Profits from her barbershop fund Macon woman's artistic dream at art school
Glenda Coleman's art on display at Quinlan Visual Arts Center in Gainesville
Glenda Coleman’s piece “Disconnected” oil on linen is on display through June 3 at Quinlan Visual Arts Center in Gainesville.

Quinlan Spring Exhibitions

When: Through June 3

Where: Quinlan Visual Arts Center, 514 Green St. NE, Gainesville

Cost: Free

More info: or 770-536-2575

Art has always been Glenda Coleman’s passion, but she found herself cutting hair to make a living.

That living, however, allowed the Macon woman to pursue a degree in her passion.

“I went back late in life to get my college degree in studio art,” Coleman said. “I was like 30 when I went back. I finally had the money to put myself through college.”

She earned the money by opening her own barbershop, Glenda’s Cove, in 1975.

“I owned a barbershop throughout the time I was going through school,” she said. “It was my own business that I had started, cutting men’s hair.”
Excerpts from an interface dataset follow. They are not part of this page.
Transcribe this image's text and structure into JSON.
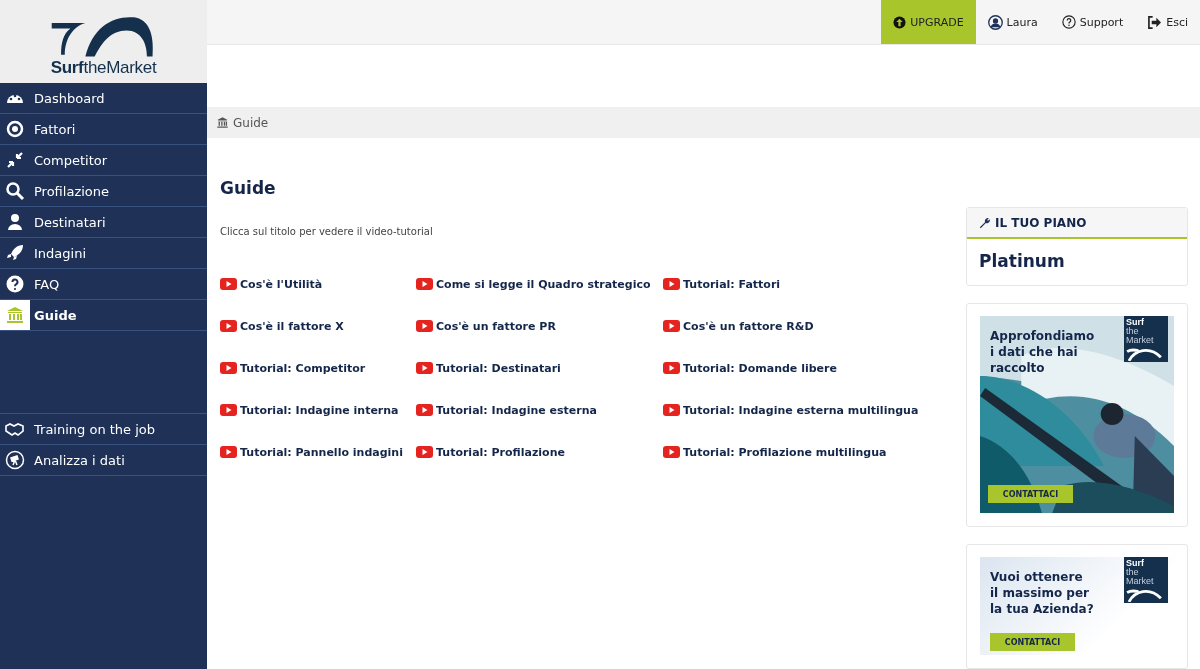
{
  "logo": {
    "text": "**Surf**theMarket"
  },
  "sidebar": {
    "items": [
      {
        "label": "Dashboard",
        "selected": false
      },
      {
        "label": "Fattori",
        "selected": false
      },
      {
        "label": "Competitor",
        "selected": false
      },
      {
        "label": "Profilazione",
        "selected": false
      },
      {
        "label": "Destinatari",
        "selected": false
      },
      {
        "label": "Indagini",
        "selected": false
      },
      {
        "label": "FAQ",
        "selected": false
      },
      {
        "label": "Guide",
        "selected": true
      }
    ],
    "bottom_items": [
      {
        "label": "Training on the job",
        "selected": false
      },
      {
        "label": "Analizza i dati",
        "selected": false
      }
    ]
  },
  "topbar": {
    "upgrade": "UPGRADE",
    "user": "Laura",
    "support": "Support",
    "logout": "Esci"
  },
  "breadcrumb": "Guide",
  "page": {
    "title": "Guide",
    "subtitle": "Clicca sul titolo per vedere il video-tutorial",
    "videos": [
      "Cos'è l'Utilità",
      "Come si legge il Quadro strategico",
      "Tutorial: Fattori",
      "Cos'è il fattore X",
      "Cos'è un fattore PR",
      "Cos'è un fattore R&D",
      "Tutorial: Competitor",
      "Tutorial: Destinatari",
      "Tutorial: Domande libere",
      "Tutorial: Indagine interna",
      "Tutorial: Indagine esterna",
      "Tutorial: Indagine esterna multilingua",
      "Tutorial: Pannello indagini",
      "Tutorial: Profilazione",
      "Tutorial: Profilazione multilingua"
    ]
  },
  "plan": {
    "heading": "IL TUO PIANO",
    "name": "Platinum"
  },
  "ads": [
    {
      "kind": "picture",
      "headline": [
        "Approfondiamo",
        "i dati che hai",
        "raccolto"
      ],
      "logo": [
        "Surf",
        "the",
        "Market"
      ],
      "button": "CONTATTACI"
    },
    {
      "kind": "plain",
      "headline": [
        "Vuoi ottenere",
        "il massimo per",
        "la tua Azienda?"
      ],
      "logo": [
        "Surf",
        "the",
        "Market"
      ],
      "button": "CONTATTACI"
    }
  ]
}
Coleman said it took her about 10 years to earn her bachelor’s degree in studio art from Wesleyan College in Macon. After receiving her degree in 2000, she continued working at the barbershop while putting effort into her art. She said she showed her work at different places and entered contests.

Last year though, Coleman retired and closed down her business.

“I was totally burnout cutting hair,” she said.

The 64-year-old is now fully focused on her art. Coleman is part of the Ocmulgee Painters Society, a group of artists showcasing its work at the Quinlan Visual Arts Center in Gainesville. It is part of the Spring Exhibitions, which runs through June 3.

“I think I’ve been with them (the Ocmulgee Painters Society) for maybe six years,” she said. “I like to show as much as I can.”

Coleman described her art as “contemporary, impressionistic.”

“I have my own style,” she said. “Each person has their own individual style, and I’m just trying to still learn.”

To learn, Coleman is still taking classes, because she said she feels she doesn’t know enough.

“The more I know about art, the less I know,” she said. “It’s just a continuous learning process.”

She said many of her paintings are stories.

“Once you start painting it, then the story starts revealing itself to you,” she said.

Her work at the Quinlan reflects her inspiration of storytelling, including one titled “The Long Walk.”

“I was taking a walk on the beach, and rarely you’ve got a beach where there are no high rises and condos,” she said. “And it was about me feeling the past of the beaches not being built up. It was so nice and tranquil and quiet without all the people.”

For more information, visit